Close

Motto


Expand

Motto



The motto was originally a war cry or slogan. Mottoes first began to be shown with arms in the 14th and 15th centuries, but were not in general use until the 17th century. Thus the oldest coats of arms generally do not include a motto. Mottoes seldom form part of the grant of arms: Under most heraldic authorities, a motto is an optional component of the coat of arms, and can be added to or changed at will; many families have chosen not to display a motto.

Motto: Progredere ne redgredere
Motto Translation: Advance, do not recede.


Close

Honeyham Family Crest Products


Expand

Honeyham Family Crest Products




Close

See Also


Expand

See Also




Close

Citations


Expand

Citations



    Other References

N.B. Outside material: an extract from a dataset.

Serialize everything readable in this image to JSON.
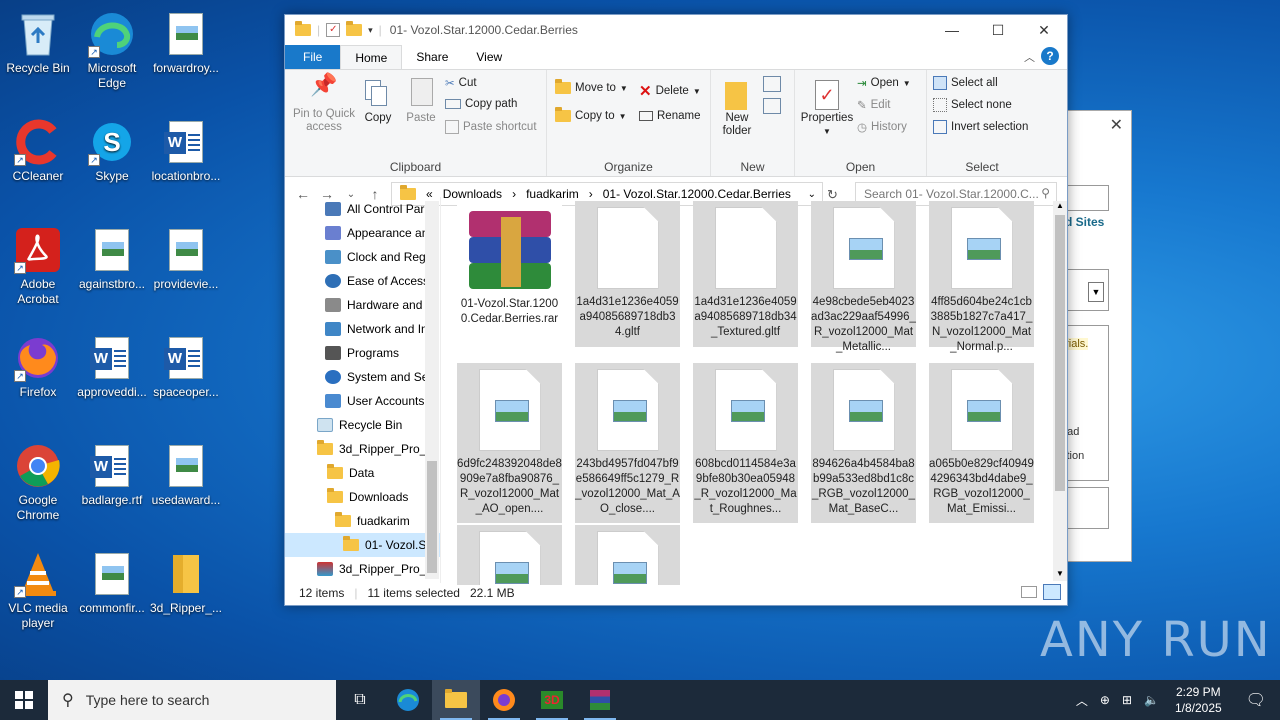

    1. Innes, Thomas and Learney. Scots Heraldry A Practical Handbook on the Historical Principles and Mordern Application of the Art and Science. London: Oliver and Boyd, 1934. Print.
    2. Barrow, G.W.S Ed. Acts of Malcom IV 1153-65 Volume I Regesta Regum Scottorum 1153-1424. Edinburgh: Edinburgh University Press, 1960. Print.
    3. Barrow, G.W.S Ed. The Charters of David I The Written Acts of David I King of Scots, 1124-53 and of His Son Henry, Earl of Northumerland, 1139-52. Woodbridge: The Boydell Press, 1999. Print.
    4. Burke, John Bernard Ed. The Roll of Battle Abbey. Baltimore: Genealogical Publishing. Print.
    5. Paul, Sir James Balfour. An Ordinary of Arms Contained in the Public Register of All Arms and Bearings in Scotland Second Edition. Baltimore: Genealogical Publishing, 1903. Print.
    6. Dorward, David. Scottish Surnames. Glasgow: Harper Collins, 1995. Print.
    7. Papworth, J.W and A.W Morant. Ordinary of British Armorials. London: T.Richards, 1874. Print.
    8. Weis, Frederick Lewis, Walter Lee Sheppard and David Faris. Ancestral Roots of Sixty Colonists Who Came to New England Between 1623 and 1650 7th Edition. Baltimore: Genealogical Publishing, 1992. Print. (ISBN 0806313676).
    9. Chadwick, Nora Kershaw and J.X.W.P Corcoran. The Celts. London: Penguin, 1970. Print. (ISBN 0140212116).
    10. Donaldson, Gordon and Robert S. Morpeth. Who's Who In Scotish History. Wales: Welsh Academic Press, 1996. Print. (ISBN 186057-0054).
    11. ...

    The Honeyham Family Crest was acquired from the Houseofnames.com archives. The Honeyham Family Crest was drawn according to heraldic standards based on published blazons. We generally include the oldest published family crest once associated with each surname.

    This page was last modified on 28 March 2014 at 10:34.

    Sign Up

      


    FREE SHIPPING on orders of $85 or more
    House of Names on Facebook
    Follow Houseofnames on Twitter
    Houseofnames on Pinterest